by Mirjana Toyn, Consulting Rosarian, Connecticut Rose Society
This is a 2014 AOM article
Hybrid Perpetuals are easily the Heinz 57’s of Old Garden Roses. They represent remontant roses that developed from Hybrid Damask crossed with Bourbons, Portlands, Chinas or Teas. Finally, in 1842 a new class
was created for them with the introduction of ‘La Reine’. The Victorians became obsessed with these roses and started an exhibition craze, focusing on the beauty of the individual bloom. In Germany, Peter Lambert continued to breed them until 1936, despite the fact that Hybrid Perpetuals had become eclipsed by the new Hybrid Teas as the focus in exhibition shifted away from fragrance to form. ABOVE: Baronne Prévost (Hybrid Perpetual), by Rich Baer
Experts seem to agree that there are five distinct lineages for these beauties, all of which have somewhat different growth habits. The smallest grow around 4 feet, but the more vigorous varieties will easily reach 8 feet. Bloom forms also vary wildly from pointy with high centers to blowsy, and what can only be described as disheveled at best. Some, like ‘Roger Lambelin’ also have serrated petals. This explains why it was so difficult to include them into any existing classification!
They are blessed with sumptuous fragrance, with only a few notable exceptions like ‘Baroness Rothschild’ and her descendants. Hybrid Perpetuals are amongst the most hardy rose classes (some people apparently grow them in zone 4) and perform superbly in cooler summer climates. Their colors range from pure white to every shade of pink, red and purple you care to imagine. ‘Frau Karl Druschki’ is still considered one of the most perfect white roses of all times. I was lucky to get a $1 bare root specimen a few years ago and can attest to its beauty and large bloom size. It is one of the last roses to flower in my garden, and a few years ago, it continued into the first week of December! Extreme heat stresses them and it is advisable to plant them in a location that gives some reprieve from the hot midday sun. This holds true particularly for purple and dark red varieties like ‘Souvenir du Docteur Jamain’, whose petals can scorch. The most spectacular bloom happens in June and a secondary, less opulent flush occurs at the end of summer. ABOVE: Baron Girod de L’ain (Hybrid Perpetual) by Mirjana Toyn
When I was still an inexperienced rose grower I foolishly planted mine in mixed borders, and I am now suffering the consequences as the perennials and shrubs grow ever more vigorous, sapping the energy of these roses. Hybrid Perpetuals are extremely greedy feeders and require breathing space around them to accommodate their size and to help prevent fungal disease. Severe pruning is also resented and you might suffer serious dieback if you are too enthusiastic with the clippers! I prefer to peg mine or train them laterally like small climbers when dealing with long canes.

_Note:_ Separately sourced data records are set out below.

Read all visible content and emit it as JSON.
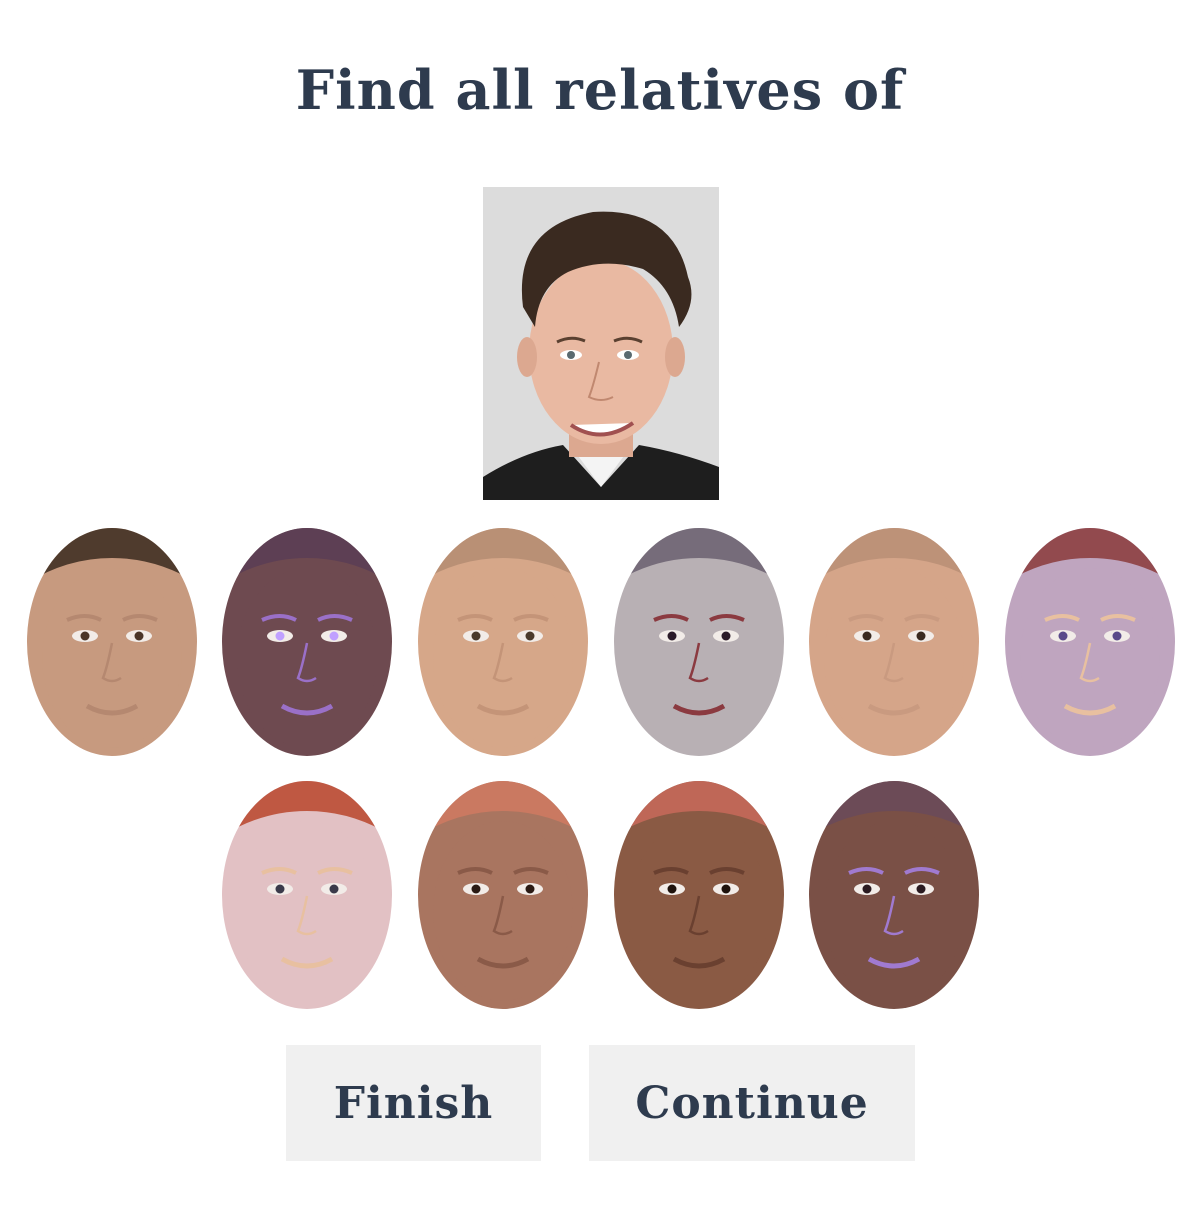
{
  "prompt": {
    "title": "Find all relatives of"
  },
  "target": {
    "colors": {
      "bg": "#dcdcdc",
      "skin": "#e9b9a2",
      "hair": "#3a2a20",
      "suit": "#1e1e1e"
    }
  },
  "faces": [
    {
      "id": "face-1",
      "skin": "#c79a7f",
      "hair": "#3a2a1e",
      "accent": "#b58870",
      "eye": "#4a3528"
    },
    {
      "id": "face-2",
      "skin": "#6e4a50",
      "hair": "#5a3d55",
      "accent": "#9a70c8",
      "eye": "#c0a0ff"
    },
    {
      "id": "face-3",
      "skin": "#d6a789",
      "hair": "#b48c72",
      "accent": "#c49478",
      "eye": "#4a3a2c"
    },
    {
      "id": "face-4",
      "skin": "#b8b0b4",
      "hair": "#6a6070",
      "accent": "#8b3a40",
      "eye": "#2a1a28"
    },
    {
      "id": "face-5",
      "skin": "#d5a589",
      "hair": "#b88e76",
      "accent": "#c99a80",
      "eye": "#3a2a20"
    },
    {
      "id": "face-6",
      "skin": "#bfa5bf",
      "hair": "#8a3a3a",
      "accent": "#e8c0a0",
      "eye": "#5a4a8a"
    },
    {
      "id": "face-7",
      "skin": "#e2c1c4",
      "hair": "#b8452c",
      "accent": "#e8c0a0",
      "eye": "#3a3a4a"
    },
    {
      "id": "face-8",
      "skin": "#a97560",
      "hair": "#d07a62",
      "accent": "#8a5a48",
      "eye": "#2a1a14"
    },
    {
      "id": "face-9",
      "skin": "#8a5a44",
      "hair": "#c86a5a",
      "accent": "#6a4030",
      "eye": "#1e120c"
    },
    {
      "id": "face-10",
      "skin": "#7a5046",
      "hair": "#6a4a5a",
      "accent": "#a07ad0",
      "eye": "#2a1a20"
    }
  ],
  "buttons": {
    "finish_label": "Finish",
    "continue_label": "Continue"
  }
}
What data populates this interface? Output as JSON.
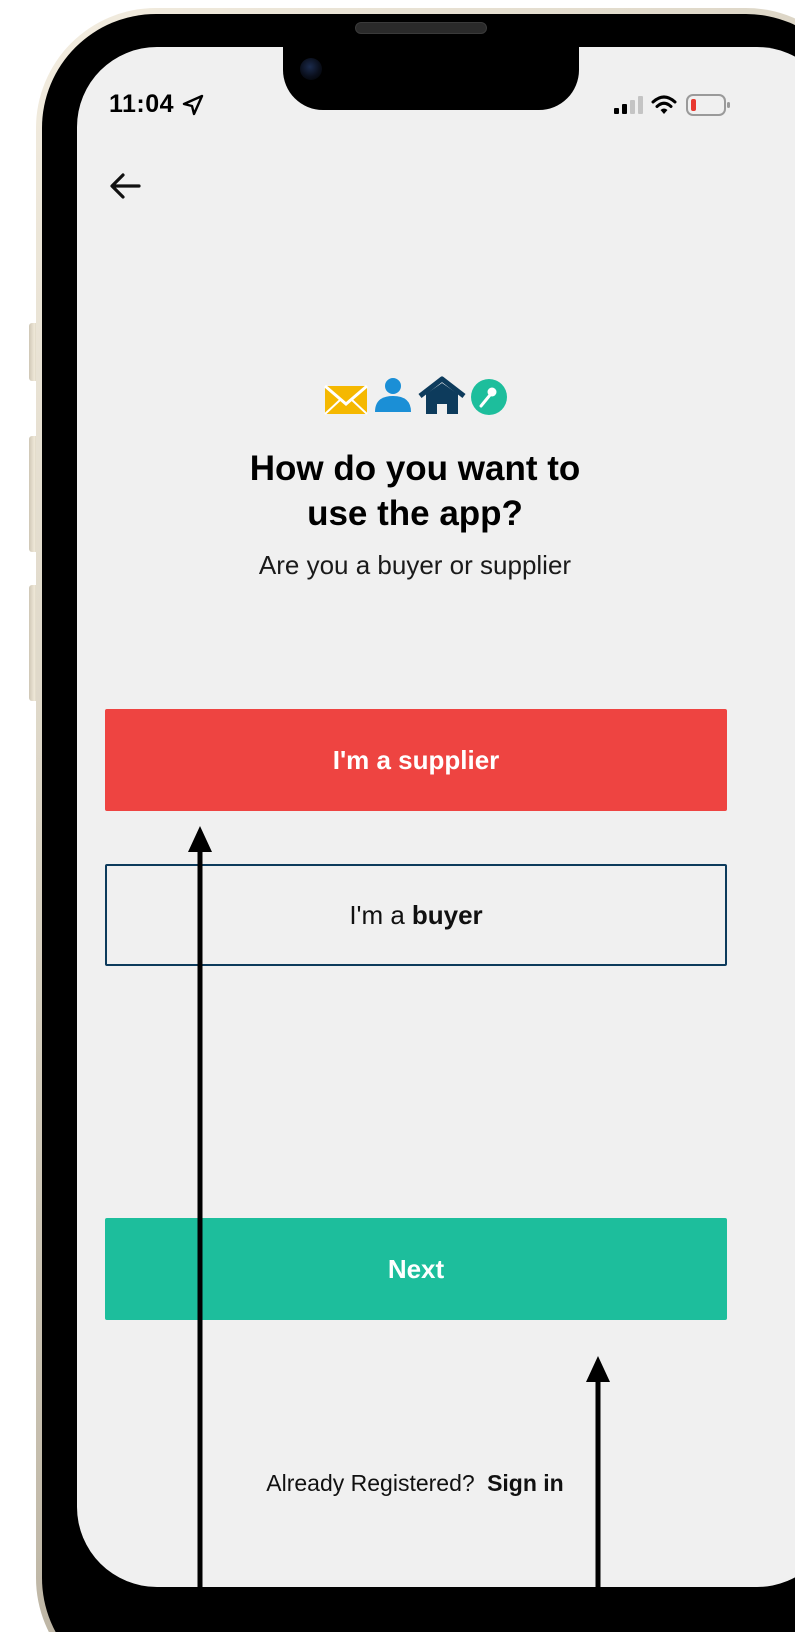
{
  "status_bar": {
    "time": "11:04",
    "location_icon": "location-arrow-icon",
    "signal_icon": "cellular-signal-icon",
    "wifi_icon": "wifi-icon",
    "battery_icon": "battery-low-icon"
  },
  "header": {
    "back_icon": "back-arrow-icon"
  },
  "brand": {
    "icons": [
      "envelope-icon",
      "person-icon",
      "house-icon",
      "pin-icon"
    ],
    "colors": {
      "envelope": "#f5b800",
      "person": "#1b8fd6",
      "house": "#0d3b5c",
      "pin": "#1dbe9c"
    }
  },
  "main": {
    "title_line1": "How do you want to",
    "title_line2": "use the app?",
    "subtitle": "Are you a buyer or supplier",
    "supplier_button_label": "I'm a supplier",
    "buyer_button_prefix": "I'm a",
    "buyer_button_strong": "buyer",
    "next_button_label": "Next"
  },
  "footer": {
    "already_text": "Already Registered?",
    "signin_label": "Sign in"
  },
  "colors": {
    "screen_bg": "#f0f0f0",
    "supplier_red": "#ee4441",
    "buyer_border_navy": "#0d3b5c",
    "next_green": "#1dbe9c"
  }
}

Some of the more popular varieties in my garden include ‘Baron Girod de l’Ain’ with its serrated red petals and white picoté edging, mauve and nearly thornless ‘Reine des Violettes’, stripy pink and blush ‘Ferdinand Pichard’, cerise ‘Paul Neyron’ with its large flowers and pink ‘Baronne Prévost’. ABOVE: Ferdinand Pichard (Hybrid Perpetual) by Rita Perwich
Strangely enough, they are more readily available in nurseries in the United States than in Europe. The gardens at Sängerhausen and Roseraie de l’Hay both have nearly 500 different varieties of Hybrid Perpetuals. Occasionally you can find them as bag roses at Home Depot or Ocean State Job Lot in late spring.
The beauty and scent of these old girls remains undiminished over the centuries and no rosarian should refuse them a space in the garden. You are spoiled for choice regarding size, bloom shape and color, so you might need to buy multiple varieties!